TO DO: What is needed here is every line of the records that includes "center".

★ ★ ★ ★

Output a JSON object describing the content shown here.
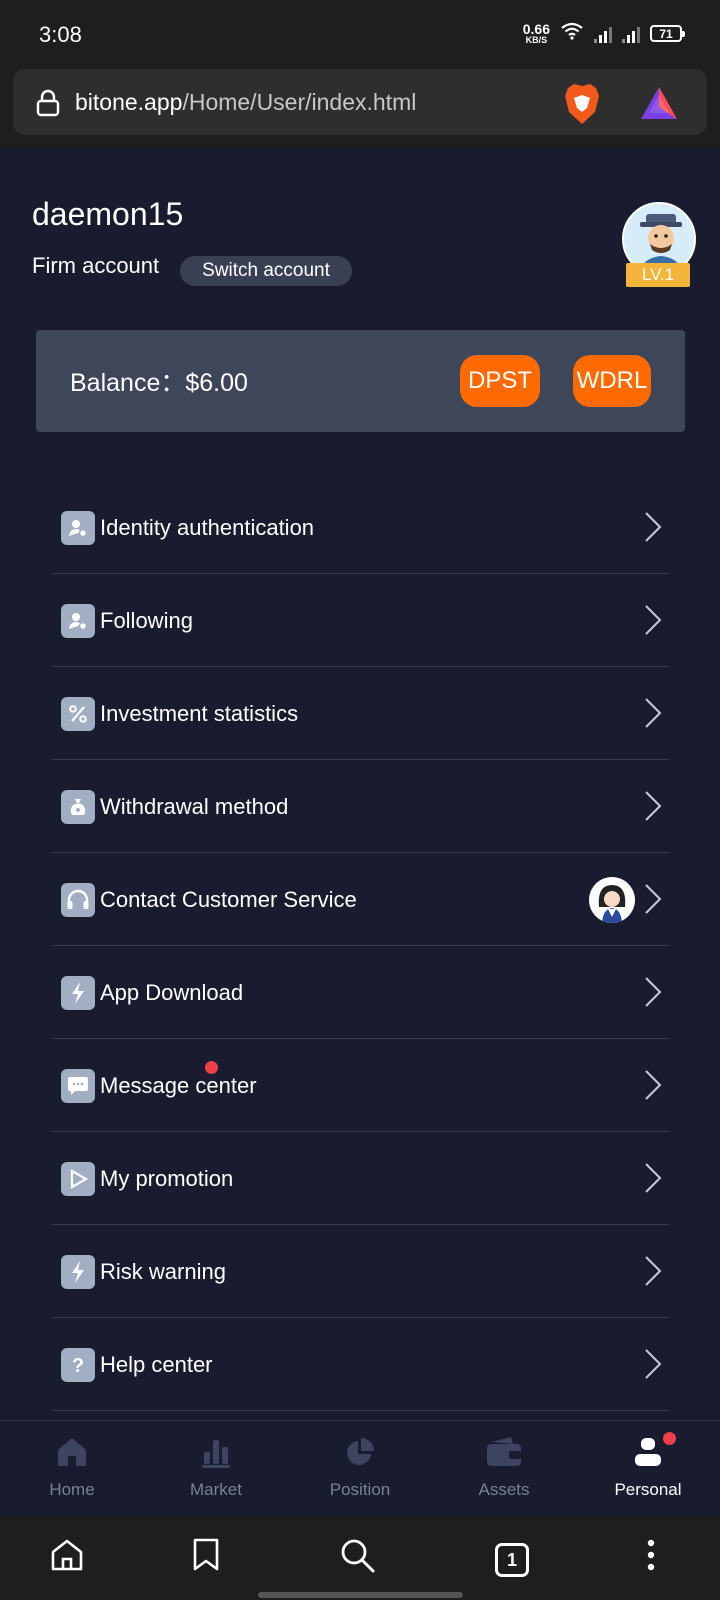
{
  "status_bar": {
    "time": "3:08",
    "net_speed_value": "0.66",
    "net_speed_unit": "KB/S",
    "battery": "71"
  },
  "browser": {
    "url_host": "bitone.app",
    "url_path": "/Home/User/index.html",
    "tab_count": "1"
  },
  "profile": {
    "username": "daemon15",
    "account_type": "Firm account",
    "switch_label": "Switch account",
    "level_badge": "LV.1"
  },
  "balance": {
    "text": "Balance：$6.00",
    "deposit_label": "DPST",
    "withdraw_label": "WDRL"
  },
  "menu": {
    "items": [
      {
        "label": "Identity authentication",
        "icon": "user-badge-icon"
      },
      {
        "label": "Following",
        "icon": "user-follow-icon"
      },
      {
        "label": "Investment statistics",
        "icon": "percent-icon"
      },
      {
        "label": "Withdrawal method",
        "icon": "money-bag-icon"
      },
      {
        "label": "Contact Customer Service",
        "icon": "headset-icon"
      },
      {
        "label": "App Download",
        "icon": "lightning-icon"
      },
      {
        "label": "Message center",
        "icon": "chat-icon"
      },
      {
        "label": "My promotion",
        "icon": "play-icon"
      },
      {
        "label": "Risk warning",
        "icon": "lightning-icon"
      },
      {
        "label": "Help center",
        "icon": "question-icon"
      }
    ]
  },
  "app_nav": {
    "items": [
      {
        "label": "Home",
        "icon": "home-icon"
      },
      {
        "label": "Market",
        "icon": "bar-chart-icon"
      },
      {
        "label": "Position",
        "icon": "pie-chart-icon"
      },
      {
        "label": "Assets",
        "icon": "wallet-icon"
      },
      {
        "label": "Personal",
        "icon": "person-icon",
        "active": true
      }
    ]
  },
  "colors": {
    "background": "#191c2e",
    "card": "#3e4659",
    "accent_orange": "#ff6a00",
    "badge_yellow": "#f5b43a",
    "notification_red": "#ef3f48"
  }
}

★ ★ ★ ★

REPLY TO THE TASK:
        "label": "Message center",
        "label": "Help center",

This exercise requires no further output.